● AIM OF THE TASK
In full and without deviation, write out the entries that follow.
== == ==
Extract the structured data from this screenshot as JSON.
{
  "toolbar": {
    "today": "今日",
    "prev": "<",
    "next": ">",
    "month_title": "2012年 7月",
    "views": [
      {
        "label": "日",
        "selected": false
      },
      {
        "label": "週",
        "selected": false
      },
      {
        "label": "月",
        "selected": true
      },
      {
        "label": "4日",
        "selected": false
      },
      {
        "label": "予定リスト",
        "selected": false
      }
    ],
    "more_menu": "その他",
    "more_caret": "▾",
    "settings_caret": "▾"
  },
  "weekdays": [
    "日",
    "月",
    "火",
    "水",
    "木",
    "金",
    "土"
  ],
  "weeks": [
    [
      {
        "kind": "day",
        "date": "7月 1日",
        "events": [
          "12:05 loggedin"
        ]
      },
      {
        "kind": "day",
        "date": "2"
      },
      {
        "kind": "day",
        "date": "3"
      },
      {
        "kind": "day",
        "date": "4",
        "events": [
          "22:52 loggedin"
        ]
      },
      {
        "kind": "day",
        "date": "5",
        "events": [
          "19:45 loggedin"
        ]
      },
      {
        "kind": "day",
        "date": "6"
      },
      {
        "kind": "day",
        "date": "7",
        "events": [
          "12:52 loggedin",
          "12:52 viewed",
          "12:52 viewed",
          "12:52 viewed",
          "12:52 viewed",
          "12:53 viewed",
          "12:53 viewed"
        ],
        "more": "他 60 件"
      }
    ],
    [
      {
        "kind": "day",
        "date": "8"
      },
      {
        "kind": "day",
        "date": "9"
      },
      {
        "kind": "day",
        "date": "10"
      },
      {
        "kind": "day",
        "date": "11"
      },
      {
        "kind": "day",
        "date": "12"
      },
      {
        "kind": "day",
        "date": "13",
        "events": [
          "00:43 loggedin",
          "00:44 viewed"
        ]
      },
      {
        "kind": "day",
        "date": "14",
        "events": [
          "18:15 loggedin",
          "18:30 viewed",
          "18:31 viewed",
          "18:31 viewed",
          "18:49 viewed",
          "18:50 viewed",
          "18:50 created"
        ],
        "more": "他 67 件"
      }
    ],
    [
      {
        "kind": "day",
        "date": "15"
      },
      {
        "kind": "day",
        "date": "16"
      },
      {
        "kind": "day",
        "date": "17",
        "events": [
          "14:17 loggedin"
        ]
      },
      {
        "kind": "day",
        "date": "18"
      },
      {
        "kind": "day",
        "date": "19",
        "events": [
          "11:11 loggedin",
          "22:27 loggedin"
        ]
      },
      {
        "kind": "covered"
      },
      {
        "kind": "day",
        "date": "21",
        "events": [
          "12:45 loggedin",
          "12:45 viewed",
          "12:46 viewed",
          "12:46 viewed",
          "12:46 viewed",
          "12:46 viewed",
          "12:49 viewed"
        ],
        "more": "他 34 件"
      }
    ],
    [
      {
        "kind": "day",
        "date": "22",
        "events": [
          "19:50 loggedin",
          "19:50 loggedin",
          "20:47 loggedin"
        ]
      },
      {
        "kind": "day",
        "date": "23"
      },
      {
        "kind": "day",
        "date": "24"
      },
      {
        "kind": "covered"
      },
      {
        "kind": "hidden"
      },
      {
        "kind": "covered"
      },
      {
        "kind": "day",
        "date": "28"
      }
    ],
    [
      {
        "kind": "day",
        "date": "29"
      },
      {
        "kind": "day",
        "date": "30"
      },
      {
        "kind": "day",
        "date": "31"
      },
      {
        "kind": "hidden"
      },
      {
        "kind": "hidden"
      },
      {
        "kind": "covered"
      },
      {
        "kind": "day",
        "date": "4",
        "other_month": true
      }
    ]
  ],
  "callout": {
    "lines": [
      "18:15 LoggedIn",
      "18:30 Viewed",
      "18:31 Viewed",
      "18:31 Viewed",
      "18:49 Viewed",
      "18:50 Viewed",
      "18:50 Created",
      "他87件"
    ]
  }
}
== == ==
● EXERCISE OUTPUT
Extract the structured data from this screenshot as JSON.
{
  "toolbar": {
    "today": "今日",
    "prev": "<",
    "next": ">",
    "month_title": "2012年 7月",
    "views": [
      {
        "label": "日",
        "selected": false
      },
      {
        "label": "週",
        "selected": false
      },
      {
        "label": "月",
        "selected": true
      },
      {
        "label": "4日",
        "selected": false
      },
      {
        "label": "予定リスト",
        "selected": false
      }
    ],
    "more_menu": "その他",
    "more_caret": "▾",
    "settings_caret": "▾"
  },
  "weekdays": [
    "日",
    "月",
    "火",
    "水",
    "木",
    "金",
    "土"
  ],
  "weeks": [
    [
      {
        "kind": "day",
        "date": "7月 1日",
        "events": [
          "12:05 loggedin"
        ]
      },
      {
        "kind": "day",
        "date": "2"
      },
      {
        "kind": "day",
        "date": "3"
      },
      {
        "kind": "day",
        "date": "4",
        "events": [
          "22:52 loggedin"
        ]
      },
      {
        "kind": "day",
        "date": "5",
        "events": [
          "19:45 loggedin"
        ]
      },
      {
        "kind": "day",
        "date": "6"
      },
      {
        "kind": "day",
        "date": "7",
        "events": [
          "12:52 loggedin",
          "12:52 viewed",
          "12:52 viewed",
          "12:52 viewed",
          "12:52 viewed",
          "12:53 viewed",
          "12:53 viewed"
        ],
        "more": "他 60 件"
      }
    ],
    [
      {
        "kind": "day",
        "date": "8"
      },
      {
        "kind": "day",
        "date": "9"
      },
      {
        "kind": "day",
        "date": "10"
      },
      {
        "kind": "day",
        "date": "11"
      },
      {
        "kind": "day",
        "date": "12"
      },
      {
        "kind": "day",
        "date": "13",
        "events": [
          "00:43 loggedin",
          "00:44 viewed"
        ]
      },
      {
        "kind": "day",
        "date": "14",
        "events": [
          "18:15 loggedin",
          "18:30 viewed",
          "18:31 viewed",
          "18:31 viewed",
          "18:49 viewed",
          "18:50 viewed",
          "18:50 created"
        ],
        "more": "他 67 件"
      }
    ],
    [
      {
        "kind": "day",
        "date": "15"
      },
      {
        "kind": "day",
        "date": "16"
      },
      {
        "kind": "day",
        "date": "17",
        "events": [
          "14:17 loggedin"
        ]
      },
      {
        "kind": "day",
        "date": "18"
      },
      {
        "kind": "day",
        "date": "19",
        "events": [
          "11:11 loggedin",
          "22:27 loggedin"
        ]
      },
      {
        "kind": "covered"
      },
      {
        "kind": "day",
        "date": "21",
        "events": [
          "12:45 loggedin",
          "12:45 viewed",
          "12:46 viewed",
          "12:46 viewed",
          "12:46 viewed",
          "12:46 viewed",
          "12:49 viewed"
        ],
        "more": "他 34 件"
      }
    ],
    [
      {
        "kind": "day",
        "date": "22",
        "events": [
          "19:50 loggedin",
          "19:50 loggedin",
          "20:47 loggedin"
        ]
      },
      {
        "kind": "day",
        "date": "23"
      },
      {
        "kind": "day",
        "date": "24"
      },
      {
        "kind": "covered"
      },
      {
        "kind": "hidden"
      },
      {
        "kind": "covered"
      },
      {
        "kind": "day",
        "date": "28"
      }
    ],
    [
      {
        "kind": "day",
        "date": "29"
      },
      {
        "kind": "day",
        "date": "30"
      },
      {
        "kind": "day",
        "date": "31"
      },
      {
        "kind": "hidden"
      },
      {
        "kind": "hidden"
      },
      {
        "kind": "covered"
      },
      {
        "kind": "day",
        "date": "4",
        "other_month": true
      }
    ]
  ],
  "callout": {
    "lines": [
      "18:15 LoggedIn",
      "18:30 Viewed",
      "18:31 Viewed",
      "18:31 Viewed",
      "18:49 Viewed",
      "18:50 Viewed",
      "18:50 Created",
      "他87件"
    ]
  }
}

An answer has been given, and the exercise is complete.